* [Task to carry out]: Your answer should be the entries, repeated exactly.

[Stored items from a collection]
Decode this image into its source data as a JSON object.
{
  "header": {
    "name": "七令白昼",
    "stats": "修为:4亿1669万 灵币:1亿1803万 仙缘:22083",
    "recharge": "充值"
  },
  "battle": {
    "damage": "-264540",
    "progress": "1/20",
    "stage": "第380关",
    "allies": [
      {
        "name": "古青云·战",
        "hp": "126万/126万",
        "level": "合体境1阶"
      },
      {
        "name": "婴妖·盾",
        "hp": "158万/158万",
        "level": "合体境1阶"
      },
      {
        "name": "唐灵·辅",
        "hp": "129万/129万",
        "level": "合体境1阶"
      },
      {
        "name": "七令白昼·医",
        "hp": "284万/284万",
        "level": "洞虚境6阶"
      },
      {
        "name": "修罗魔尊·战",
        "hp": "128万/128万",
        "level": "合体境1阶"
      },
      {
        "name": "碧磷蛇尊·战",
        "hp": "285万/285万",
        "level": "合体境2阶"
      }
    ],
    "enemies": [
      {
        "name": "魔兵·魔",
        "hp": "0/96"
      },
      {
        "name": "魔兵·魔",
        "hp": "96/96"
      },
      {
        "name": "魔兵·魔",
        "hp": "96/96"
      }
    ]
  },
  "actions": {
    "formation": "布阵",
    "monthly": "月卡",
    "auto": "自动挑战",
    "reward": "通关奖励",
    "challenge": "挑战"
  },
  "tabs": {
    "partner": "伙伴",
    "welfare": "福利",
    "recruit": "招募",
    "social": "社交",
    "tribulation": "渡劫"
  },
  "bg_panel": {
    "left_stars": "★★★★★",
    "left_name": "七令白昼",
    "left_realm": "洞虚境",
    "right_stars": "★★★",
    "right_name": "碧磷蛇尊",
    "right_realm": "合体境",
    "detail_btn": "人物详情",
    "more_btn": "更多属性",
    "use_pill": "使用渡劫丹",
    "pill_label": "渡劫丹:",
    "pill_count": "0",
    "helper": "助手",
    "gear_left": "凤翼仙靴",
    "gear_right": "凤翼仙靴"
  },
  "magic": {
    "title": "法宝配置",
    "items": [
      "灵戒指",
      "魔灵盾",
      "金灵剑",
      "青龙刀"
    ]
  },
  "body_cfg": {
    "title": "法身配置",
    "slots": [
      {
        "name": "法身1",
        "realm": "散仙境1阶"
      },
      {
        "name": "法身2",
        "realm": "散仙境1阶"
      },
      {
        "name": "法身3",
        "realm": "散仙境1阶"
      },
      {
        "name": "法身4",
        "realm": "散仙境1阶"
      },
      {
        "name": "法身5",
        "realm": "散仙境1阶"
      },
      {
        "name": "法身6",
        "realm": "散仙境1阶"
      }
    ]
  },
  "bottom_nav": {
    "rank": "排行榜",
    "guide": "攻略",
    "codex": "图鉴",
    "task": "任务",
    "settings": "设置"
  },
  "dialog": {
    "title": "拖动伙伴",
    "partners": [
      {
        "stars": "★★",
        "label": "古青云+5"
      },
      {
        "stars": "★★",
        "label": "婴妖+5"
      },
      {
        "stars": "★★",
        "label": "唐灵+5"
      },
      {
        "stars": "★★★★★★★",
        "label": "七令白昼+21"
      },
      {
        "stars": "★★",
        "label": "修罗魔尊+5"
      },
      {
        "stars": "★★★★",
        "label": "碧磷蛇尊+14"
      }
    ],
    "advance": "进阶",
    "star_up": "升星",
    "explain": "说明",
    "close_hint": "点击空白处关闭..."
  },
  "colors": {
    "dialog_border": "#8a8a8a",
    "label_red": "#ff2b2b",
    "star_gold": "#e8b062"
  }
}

* [Task output]:
Decode this image into its source data as a JSON object.
{
  "header": {
    "name": "七令白昼",
    "stats": "修为:4亿1669万 灵币:1亿1803万 仙缘:22083",
    "recharge": "充值"
  },
  "battle": {
    "damage": "-264540",
    "progress": "1/20",
    "stage": "第380关",
    "allies": [
      {
        "name": "古青云·战",
        "hp": "126万/126万",
        "level": "合体境1阶"
      },
      {
        "name": "婴妖·盾",
        "hp": "158万/158万",
        "level": "合体境1阶"
      },
      {
        "name": "唐灵·辅",
        "hp": "129万/129万",
        "level": "合体境1阶"
      },
      {
        "name": "七令白昼·医",
        "hp": "284万/284万",
        "level": "洞虚境6阶"
      },
      {
        "name": "修罗魔尊·战",
        "hp": "128万/128万",
        "level": "合体境1阶"
      },
      {
        "name": "碧磷蛇尊·战",
        "hp": "285万/285万",
        "level": "合体境2阶"
      }
    ],
    "enemies": [
      {
        "name": "魔兵·魔",
        "hp": "0/96"
      },
      {
        "name": "魔兵·魔",
        "hp": "96/96"
      },
      {
        "name": "魔兵·魔",
        "hp": "96/96"
      }
    ]
  },
  "actions": {
    "formation": "布阵",
    "monthly": "月卡",
    "auto": "自动挑战",
    "reward": "通关奖励",
    "challenge": "挑战"
  },
  "tabs": {
    "partner": "伙伴",
    "welfare": "福利",
    "recruit": "招募",
    "social": "社交",
    "tribulation": "渡劫"
  },
  "bg_panel": {
    "left_stars": "★★★★★",
    "left_name": "七令白昼",
    "left_realm": "洞虚境",
    "right_stars": "★★★",
    "right_name": "碧磷蛇尊",
    "right_realm": "合体境",
    "detail_btn": "人物详情",
    "more_btn": "更多属性",
    "use_pill": "使用渡劫丹",
    "pill_label": "渡劫丹:",
    "pill_count": "0",
    "helper": "助手",
    "gear_left": "凤翼仙靴",
    "gear_right": "凤翼仙靴"
  },
  "magic": {
    "title": "法宝配置",
    "items": [
      "灵戒指",
      "魔灵盾",
      "金灵剑",
      "青龙刀"
    ]
  },
  "body_cfg": {
    "title": "法身配置",
    "slots": [
      {
        "name": "法身1",
        "realm": "散仙境1阶"
      },
      {
        "name": "法身2",
        "realm": "散仙境1阶"
      },
      {
        "name": "法身3",
        "realm": "散仙境1阶"
      },
      {
        "name": "法身4",
        "realm": "散仙境1阶"
      },
      {
        "name": "法身5",
        "realm": "散仙境1阶"
      },
      {
        "name": "法身6",
        "realm": "散仙境1阶"
      }
    ]
  },
  "bottom_nav": {
    "rank": "排行榜",
    "guide": "攻略",
    "codex": "图鉴",
    "task": "任务",
    "settings": "设置"
  },
  "dialog": {
    "title": "拖动伙伴",
    "partners": [
      {
        "stars": "★★",
        "label": "古青云+5"
      },
      {
        "stars": "★★",
        "label": "婴妖+5"
      },
      {
        "stars": "★★",
        "label": "唐灵+5"
      },
      {
        "stars": "★★★★★★★",
        "label": "七令白昼+21"
      },
      {
        "stars": "★★",
        "label": "修罗魔尊+5"
      },
      {
        "stars": "★★★★",
        "label": "碧磷蛇尊+14"
      }
    ],
    "advance": "进阶",
    "star_up": "升星",
    "explain": "说明",
    "close_hint": "点击空白处关闭..."
  },
  "colors": {
    "dialog_border": "#8a8a8a",
    "label_red": "#ff2b2b",
    "star_gold": "#e8b062"
  }
}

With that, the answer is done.